The data below:

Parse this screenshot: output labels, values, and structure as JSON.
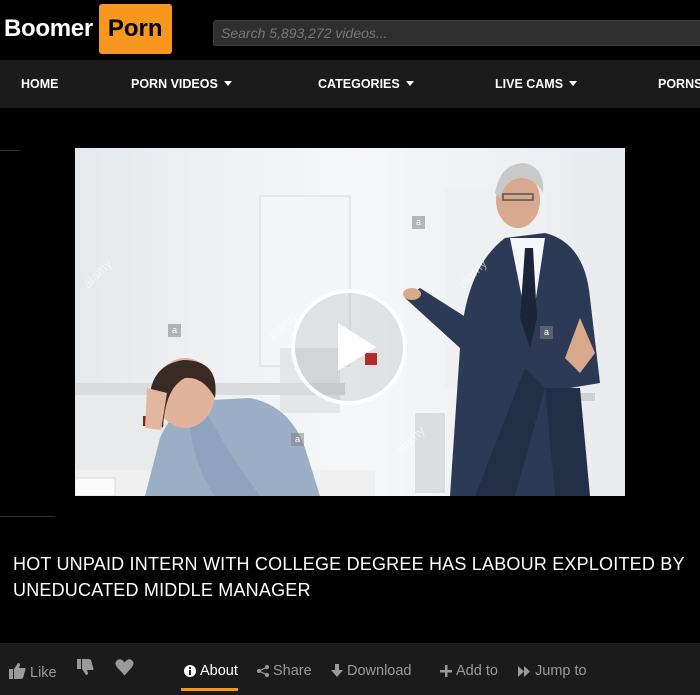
{
  "header": {
    "logo_part1": "Boomer",
    "logo_part2": "Porn",
    "search_placeholder": "Search 5,893,272 videos..."
  },
  "nav": {
    "items": [
      {
        "label": "HOME",
        "dropdown": false
      },
      {
        "label": "PORN VIDEOS",
        "dropdown": true
      },
      {
        "label": "CATEGORIES",
        "dropdown": true
      },
      {
        "label": "LIVE CAMS",
        "dropdown": true
      },
      {
        "label": "PORNS",
        "dropdown": false
      }
    ]
  },
  "video": {
    "watermark_text": "alamy",
    "watermark_badge": "a"
  },
  "title": "HOT UNPAID INTERN WITH COLLEGE DEGREE HAS LABOUR EXPLOITED BY UNEDUCATED MIDDLE MANAGER",
  "actions": {
    "like_label": "Like",
    "about_label": "About",
    "share_label": "Share",
    "download_label": "Download",
    "add_label": "Add to",
    "jump_label": "Jump to"
  },
  "colors": {
    "accent": "#f7971d",
    "background": "#000000",
    "bar": "#1b1b1b"
  }
}
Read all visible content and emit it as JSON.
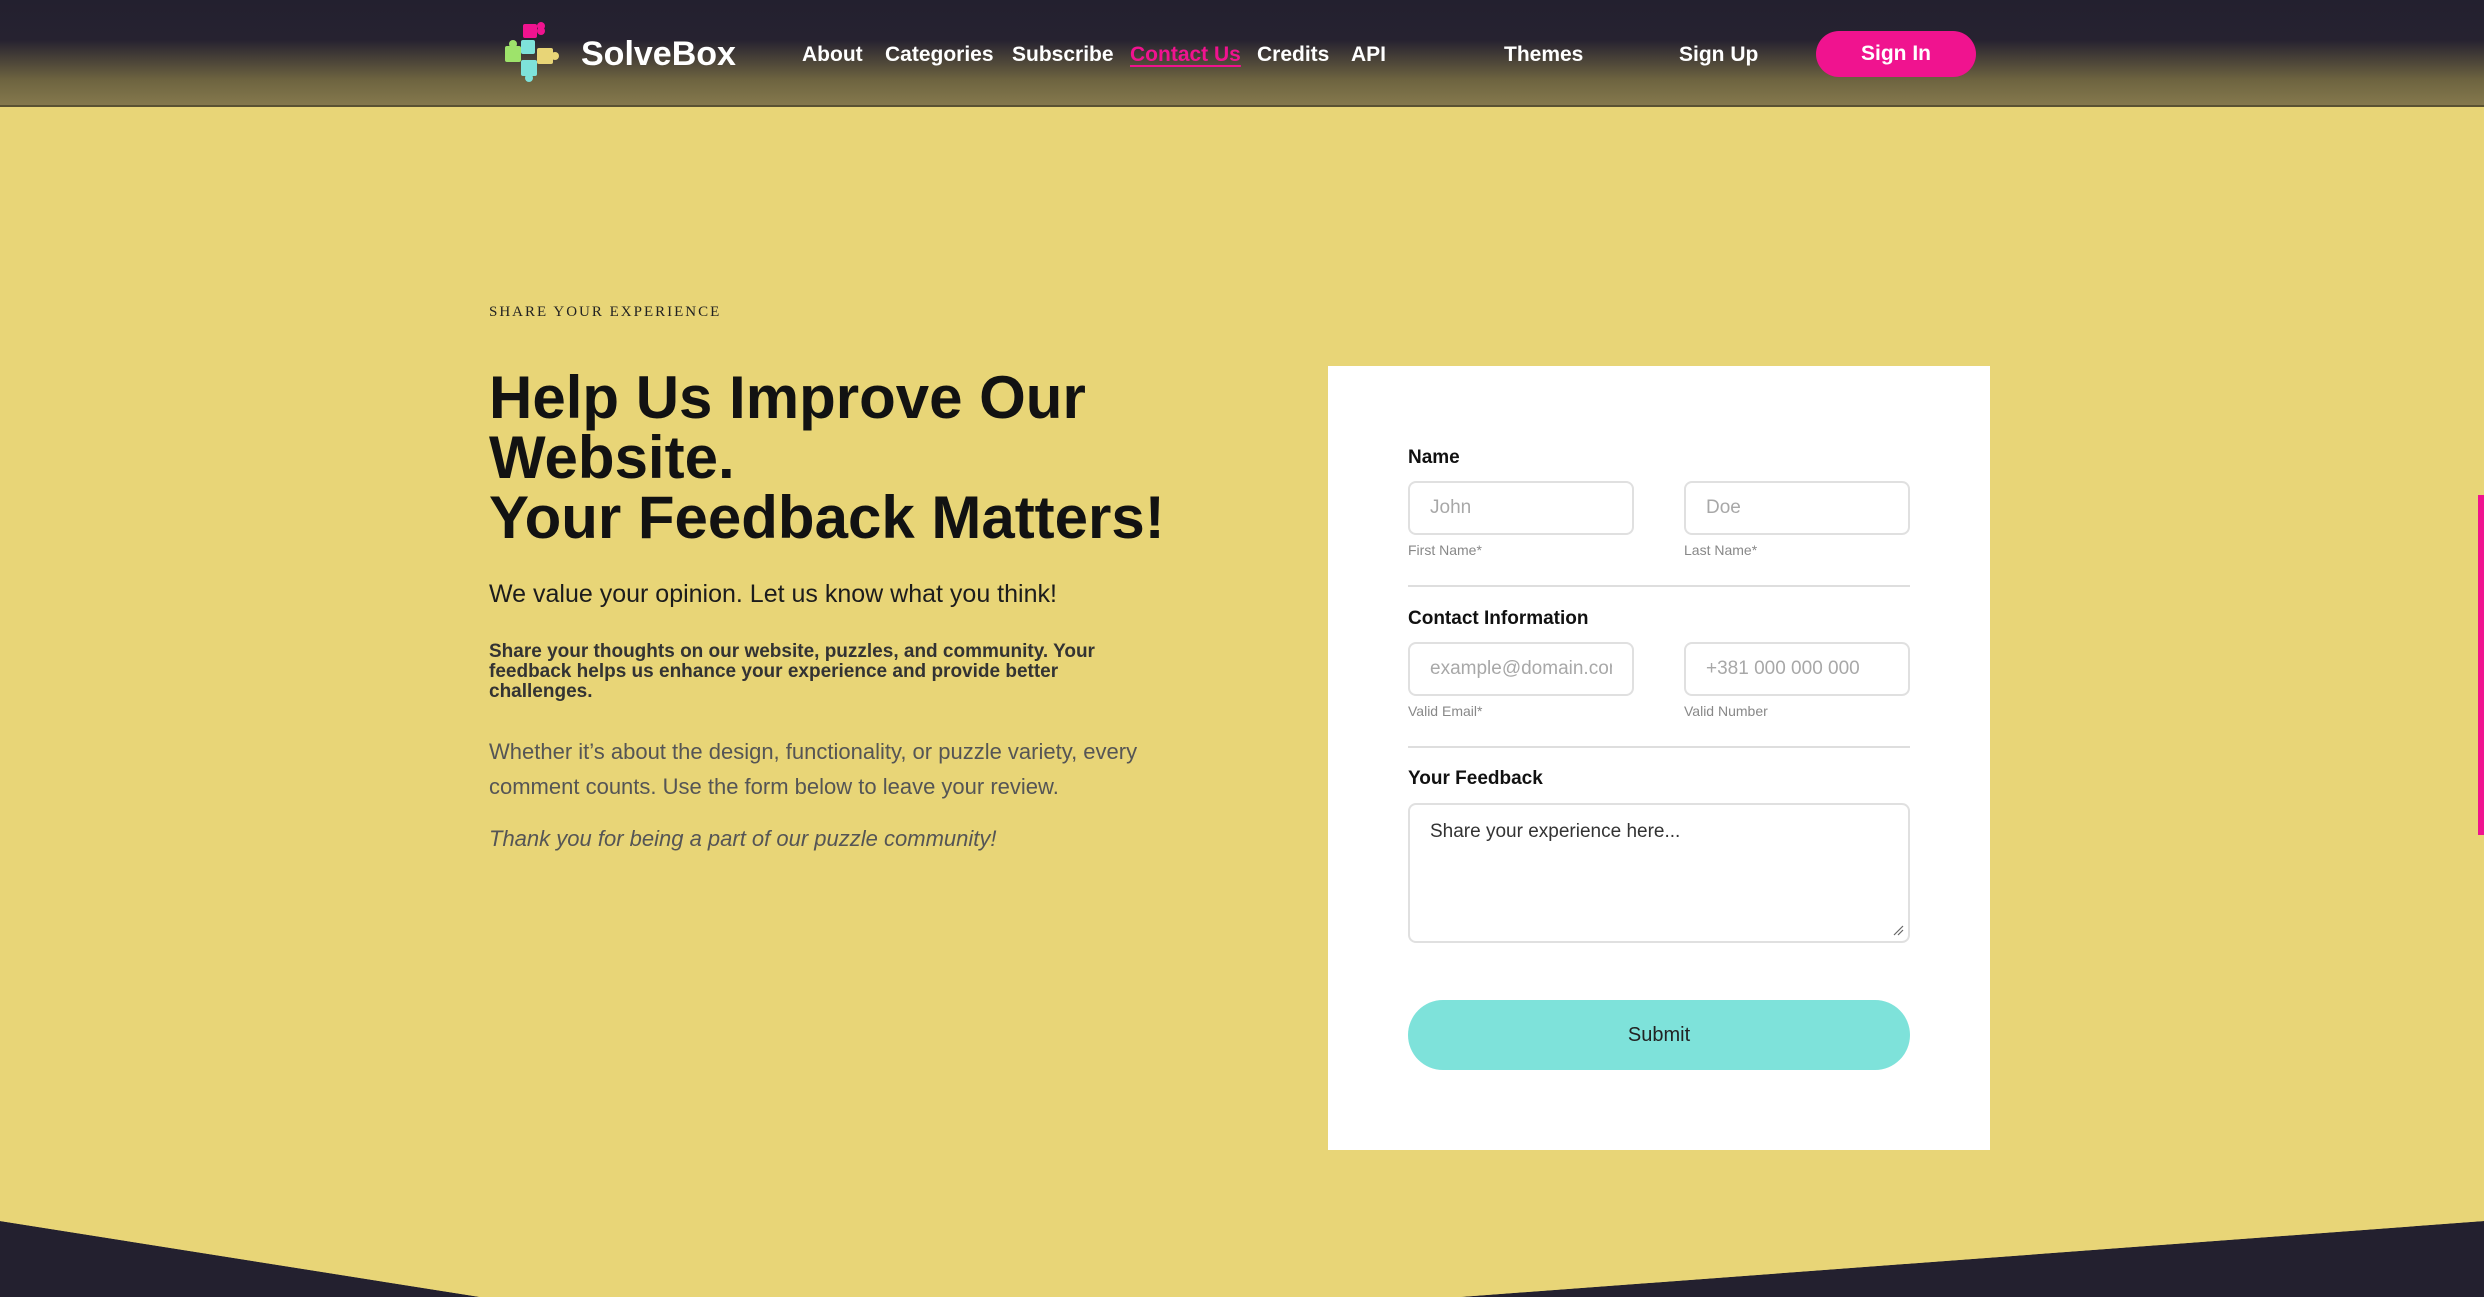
{
  "brand": {
    "name": "SolveBox",
    "tagline": "",
    "accent": "#f0138f",
    "background": "#e8d577",
    "dark": "#23202f",
    "button": "#7ee2da"
  },
  "nav": {
    "items": [
      {
        "label": "About"
      },
      {
        "label": "Categories"
      },
      {
        "label": "Subscribe"
      },
      {
        "label": "Contact Us",
        "active": true
      },
      {
        "label": "Credits"
      },
      {
        "label": "API"
      },
      {
        "label": "Themes"
      },
      {
        "label": "Sign Up"
      }
    ],
    "signin_label": "Sign In"
  },
  "intro": {
    "eyebrow": "SHARE YOUR EXPERIENCE",
    "headline_line1": "Help Us Improve Our",
    "headline_line2": "Website.",
    "headline_line3": "Your Feedback Matters!",
    "lead": "We value your opinion. Let us know what you think!",
    "bold_paragraph": "Share your thoughts on our website, puzzles, and community. Your feedback helps us enhance your experience and provide better challenges.",
    "plain_paragraph": "Whether it’s about the design, functionality, or puzzle variety, every comment counts. Use the form below to leave your review.",
    "italic_paragraph": "Thank you for being a part of our puzzle community!"
  },
  "form": {
    "name_label": "Name",
    "first_name": {
      "placeholder": "John",
      "value": "",
      "hint": "First Name*"
    },
    "last_name": {
      "placeholder": "Doe",
      "value": "",
      "hint": "Last Name*"
    },
    "contact_label": "Contact Information",
    "email": {
      "placeholder": "example@domain.com",
      "value": "",
      "hint": "Valid Email*"
    },
    "phone": {
      "placeholder": "+381 000 000 000",
      "value": "",
      "hint": "Valid Number"
    },
    "feedback_label": "Your Feedback",
    "feedback": {
      "placeholder": "Share your experience here...",
      "value": ""
    },
    "submit_label": "Submit"
  },
  "icons": {
    "logo": "puzzle-pieces-logo-icon",
    "resize": "resize-grip-icon"
  }
}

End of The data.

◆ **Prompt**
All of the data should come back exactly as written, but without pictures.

◆ **Answer to this problem**
Parse this screenshot: output labels, values, and structure as JSON.
{
  "header": {
    "logo_part1": "Boomer",
    "logo_part2": "Porn",
    "search_placeholder": "Search 5,893,272 videos..."
  },
  "nav": {
    "items": [
      {
        "label": "HOME",
        "dropdown": false
      },
      {
        "label": "PORN VIDEOS",
        "dropdown": true
      },
      {
        "label": "CATEGORIES",
        "dropdown": true
      },
      {
        "label": "LIVE CAMS",
        "dropdown": true
      },
      {
        "label": "PORNS",
        "dropdown": false
      }
    ]
  },
  "video": {
    "watermark_text": "alamy",
    "watermark_badge": "a"
  },
  "title": "HOT UNPAID INTERN WITH COLLEGE DEGREE HAS LABOUR EXPLOITED BY UNEDUCATED MIDDLE MANAGER",
  "actions": {
    "like_label": "Like",
    "about_label": "About",
    "share_label": "Share",
    "download_label": "Download",
    "add_label": "Add to",
    "jump_label": "Jump to"
  },
  "colors": {
    "accent": "#f7971d",
    "background": "#000000",
    "bar": "#1b1b1b"
  }
}
Read all visible content and emit it as JSON.
{
  "brand": {
    "name": "SolveBox",
    "tagline": "",
    "accent": "#f0138f",
    "background": "#e8d577",
    "dark": "#23202f",
    "button": "#7ee2da"
  },
  "nav": {
    "items": [
      {
        "label": "About"
      },
      {
        "label": "Categories"
      },
      {
        "label": "Subscribe"
      },
      {
        "label": "Contact Us",
        "active": true
      },
      {
        "label": "Credits"
      },
      {
        "label": "API"
      },
      {
        "label": "Themes"
      },
      {
        "label": "Sign Up"
      }
    ],
    "signin_label": "Sign In"
  },
  "intro": {
    "eyebrow": "SHARE YOUR EXPERIENCE",
    "headline_line1": "Help Us Improve Our",
    "headline_line2": "Website.",
    "headline_line3": "Your Feedback Matters!",
    "lead": "We value your opinion. Let us know what you think!",
    "bold_paragraph": "Share your thoughts on our website, puzzles, and community. Your feedback helps us enhance your experience and provide better challenges.",
    "plain_paragraph": "Whether it’s about the design, functionality, or puzzle variety, every comment counts. Use the form below to leave your review.",
    "italic_paragraph": "Thank you for being a part of our puzzle community!"
  },
  "form": {
    "name_label": "Name",
    "first_name": {
      "placeholder": "John",
      "value": "",
      "hint": "First Name*"
    },
    "last_name": {
      "placeholder": "Doe",
      "value": "",
      "hint": "Last Name*"
    },
    "contact_label": "Contact Information",
    "email": {
      "placeholder": "example@domain.com",
      "value": "",
      "hint": "Valid Email*"
    },
    "phone": {
      "placeholder": "+381 000 000 000",
      "value": "",
      "hint": "Valid Number"
    },
    "feedback_label": "Your Feedback",
    "feedback": {
      "placeholder": "Share your experience here...",
      "value": ""
    },
    "submit_label": "Submit"
  },
  "icons": {
    "logo": "puzzle-pieces-logo-icon",
    "resize": "resize-grip-icon"
  }
}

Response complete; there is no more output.